(SOURCE DATA Opens)
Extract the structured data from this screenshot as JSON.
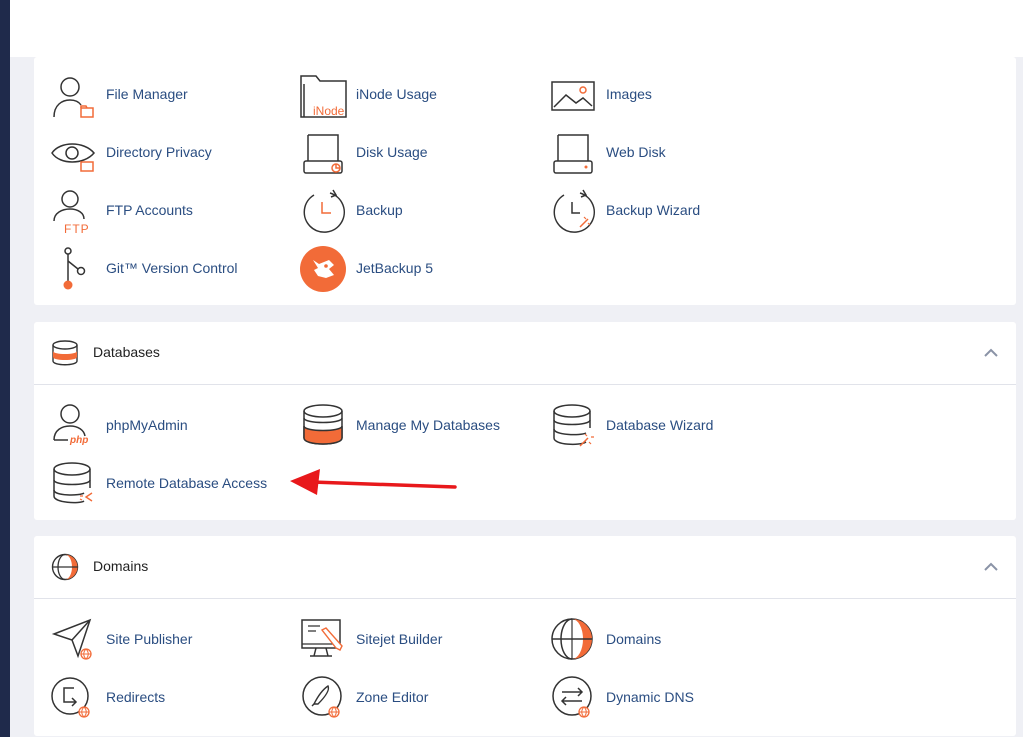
{
  "files": {
    "items": [
      {
        "label": "File Manager"
      },
      {
        "label": "iNode Usage",
        "icon_text": "iNode"
      },
      {
        "label": "Images"
      },
      {
        "label": "Directory Privacy"
      },
      {
        "label": "Disk Usage"
      },
      {
        "label": "Web Disk"
      },
      {
        "label": "FTP Accounts",
        "icon_text": "FTP"
      },
      {
        "label": "Backup"
      },
      {
        "label": "Backup Wizard"
      },
      {
        "label": "Git™ Version Control"
      },
      {
        "label": "JetBackup 5"
      }
    ]
  },
  "databases": {
    "title": "Databases",
    "items": [
      {
        "label": "phpMyAdmin",
        "icon_text": "php"
      },
      {
        "label": "Manage My Databases"
      },
      {
        "label": "Database Wizard"
      },
      {
        "label": "Remote Database Access"
      }
    ]
  },
  "domains": {
    "title": "Domains",
    "items": [
      {
        "label": "Site Publisher"
      },
      {
        "label": "Sitejet Builder"
      },
      {
        "label": "Domains"
      },
      {
        "label": "Redirects"
      },
      {
        "label": "Zone Editor"
      },
      {
        "label": "Dynamic DNS"
      }
    ]
  },
  "colors": {
    "accent": "#f26b38",
    "link": "#2a4d81",
    "sidebar": "#1f2a4b",
    "annotation_arrow": "#e8181b"
  }
}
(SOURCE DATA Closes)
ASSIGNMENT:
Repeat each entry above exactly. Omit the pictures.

ANSWER TO THIS TASK:
Extract the structured data from this screenshot as JSON.
{
  "files": {
    "items": [
      {
        "label": "File Manager"
      },
      {
        "label": "iNode Usage",
        "icon_text": "iNode"
      },
      {
        "label": "Images"
      },
      {
        "label": "Directory Privacy"
      },
      {
        "label": "Disk Usage"
      },
      {
        "label": "Web Disk"
      },
      {
        "label": "FTP Accounts",
        "icon_text": "FTP"
      },
      {
        "label": "Backup"
      },
      {
        "label": "Backup Wizard"
      },
      {
        "label": "Git™ Version Control"
      },
      {
        "label": "JetBackup 5"
      }
    ]
  },
  "databases": {
    "title": "Databases",
    "items": [
      {
        "label": "phpMyAdmin",
        "icon_text": "php"
      },
      {
        "label": "Manage My Databases"
      },
      {
        "label": "Database Wizard"
      },
      {
        "label": "Remote Database Access"
      }
    ]
  },
  "domains": {
    "title": "Domains",
    "items": [
      {
        "label": "Site Publisher"
      },
      {
        "label": "Sitejet Builder"
      },
      {
        "label": "Domains"
      },
      {
        "label": "Redirects"
      },
      {
        "label": "Zone Editor"
      },
      {
        "label": "Dynamic DNS"
      }
    ]
  },
  "colors": {
    "accent": "#f26b38",
    "link": "#2a4d81",
    "sidebar": "#1f2a4b",
    "annotation_arrow": "#e8181b"
  }
}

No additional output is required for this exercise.